1. ## Holder's inequality

With s>1 and r>s. How can I show that $L^s \supset L^r$, for expectation with respect to a probability measure?

2. Hello,

Show what you've done. Basically, you just have to apply Holder's inequality to $E[X^s]$, with $X^r$ as f and 1 as g. If X is in $L^r$ then $E[X^r]<\infty$, that's how it'll work.
Give it a try.

3. Holder inequality: $E|XY|\le (E|X|^p)^{1/p}(E|Y|^q)^{1/q}$
Let q=r/s
with r.v. $|Y|^s \text{ and } 1_\Omega$
Then $E|Y|^s\le (E|Y|^r)^{s/r}<\infty$?

Not very sure though

4. This is exactly it !

Now you have to talk a little :
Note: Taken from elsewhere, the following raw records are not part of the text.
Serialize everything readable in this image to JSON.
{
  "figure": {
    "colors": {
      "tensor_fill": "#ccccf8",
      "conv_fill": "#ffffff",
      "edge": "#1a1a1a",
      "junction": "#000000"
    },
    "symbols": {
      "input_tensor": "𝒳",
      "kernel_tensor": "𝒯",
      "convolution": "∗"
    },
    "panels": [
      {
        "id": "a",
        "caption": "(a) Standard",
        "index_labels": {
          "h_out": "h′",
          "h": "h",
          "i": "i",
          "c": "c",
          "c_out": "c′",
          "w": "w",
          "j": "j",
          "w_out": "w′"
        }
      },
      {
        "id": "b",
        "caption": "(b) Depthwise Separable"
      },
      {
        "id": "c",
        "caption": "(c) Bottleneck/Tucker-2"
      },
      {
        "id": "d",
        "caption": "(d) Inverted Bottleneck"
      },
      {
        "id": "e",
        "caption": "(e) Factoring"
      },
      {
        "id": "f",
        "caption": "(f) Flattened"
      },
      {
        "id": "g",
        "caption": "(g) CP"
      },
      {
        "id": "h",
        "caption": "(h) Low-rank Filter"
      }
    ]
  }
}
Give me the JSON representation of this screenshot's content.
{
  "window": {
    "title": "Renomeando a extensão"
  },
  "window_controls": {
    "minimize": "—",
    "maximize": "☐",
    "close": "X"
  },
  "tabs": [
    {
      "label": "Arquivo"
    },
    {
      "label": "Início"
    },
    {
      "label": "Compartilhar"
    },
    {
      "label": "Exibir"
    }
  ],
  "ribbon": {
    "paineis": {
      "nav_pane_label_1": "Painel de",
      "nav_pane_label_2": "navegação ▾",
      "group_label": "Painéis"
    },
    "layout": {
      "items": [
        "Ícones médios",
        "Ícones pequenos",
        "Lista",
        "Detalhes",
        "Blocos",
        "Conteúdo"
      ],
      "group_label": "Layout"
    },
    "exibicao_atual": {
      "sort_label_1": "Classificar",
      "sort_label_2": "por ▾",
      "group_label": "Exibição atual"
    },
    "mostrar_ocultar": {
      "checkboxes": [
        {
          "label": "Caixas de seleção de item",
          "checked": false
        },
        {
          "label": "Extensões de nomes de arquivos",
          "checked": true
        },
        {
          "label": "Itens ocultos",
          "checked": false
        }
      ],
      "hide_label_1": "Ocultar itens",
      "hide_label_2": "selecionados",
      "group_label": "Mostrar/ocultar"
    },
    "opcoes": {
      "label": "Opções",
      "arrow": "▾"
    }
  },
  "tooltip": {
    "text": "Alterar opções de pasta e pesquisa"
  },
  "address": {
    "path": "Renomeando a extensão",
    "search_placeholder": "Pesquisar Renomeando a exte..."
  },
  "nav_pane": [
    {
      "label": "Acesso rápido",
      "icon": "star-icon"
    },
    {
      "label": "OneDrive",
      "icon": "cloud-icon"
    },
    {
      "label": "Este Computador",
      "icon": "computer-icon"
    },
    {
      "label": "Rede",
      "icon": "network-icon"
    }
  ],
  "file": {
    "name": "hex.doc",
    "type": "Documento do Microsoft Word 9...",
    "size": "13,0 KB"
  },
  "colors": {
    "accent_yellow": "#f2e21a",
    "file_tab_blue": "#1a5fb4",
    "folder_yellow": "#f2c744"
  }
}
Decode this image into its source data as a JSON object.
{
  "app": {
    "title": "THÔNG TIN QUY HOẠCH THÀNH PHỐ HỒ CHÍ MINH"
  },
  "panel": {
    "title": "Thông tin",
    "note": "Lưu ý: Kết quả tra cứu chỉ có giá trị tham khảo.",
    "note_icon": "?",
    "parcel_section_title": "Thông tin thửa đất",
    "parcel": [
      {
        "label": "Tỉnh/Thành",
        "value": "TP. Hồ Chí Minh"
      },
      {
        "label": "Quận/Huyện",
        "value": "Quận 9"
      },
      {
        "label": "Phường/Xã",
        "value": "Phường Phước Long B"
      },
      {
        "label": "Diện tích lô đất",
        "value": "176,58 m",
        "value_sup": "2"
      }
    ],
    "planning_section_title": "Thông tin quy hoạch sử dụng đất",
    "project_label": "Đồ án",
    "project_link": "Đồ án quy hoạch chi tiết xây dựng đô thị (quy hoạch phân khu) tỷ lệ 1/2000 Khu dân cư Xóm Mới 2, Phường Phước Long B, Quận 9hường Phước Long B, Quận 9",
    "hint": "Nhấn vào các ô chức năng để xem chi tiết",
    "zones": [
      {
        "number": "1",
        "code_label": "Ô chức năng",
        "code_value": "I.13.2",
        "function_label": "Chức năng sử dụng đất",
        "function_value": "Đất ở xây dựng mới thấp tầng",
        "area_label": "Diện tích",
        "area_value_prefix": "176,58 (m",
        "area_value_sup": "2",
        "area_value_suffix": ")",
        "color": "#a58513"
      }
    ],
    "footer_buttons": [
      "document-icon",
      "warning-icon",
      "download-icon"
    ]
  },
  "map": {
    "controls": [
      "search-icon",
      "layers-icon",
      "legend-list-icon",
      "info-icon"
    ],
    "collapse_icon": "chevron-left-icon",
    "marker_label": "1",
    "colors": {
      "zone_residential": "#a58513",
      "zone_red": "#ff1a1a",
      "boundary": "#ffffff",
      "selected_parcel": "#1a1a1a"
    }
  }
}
Let's take $Y\in L^r$. Then $E[|Y|^r]<\infty$. - your calculations - . Thus $Y\in L^s$, which implies that $L^r\subset L^s$ : any element of the first belongs to the second.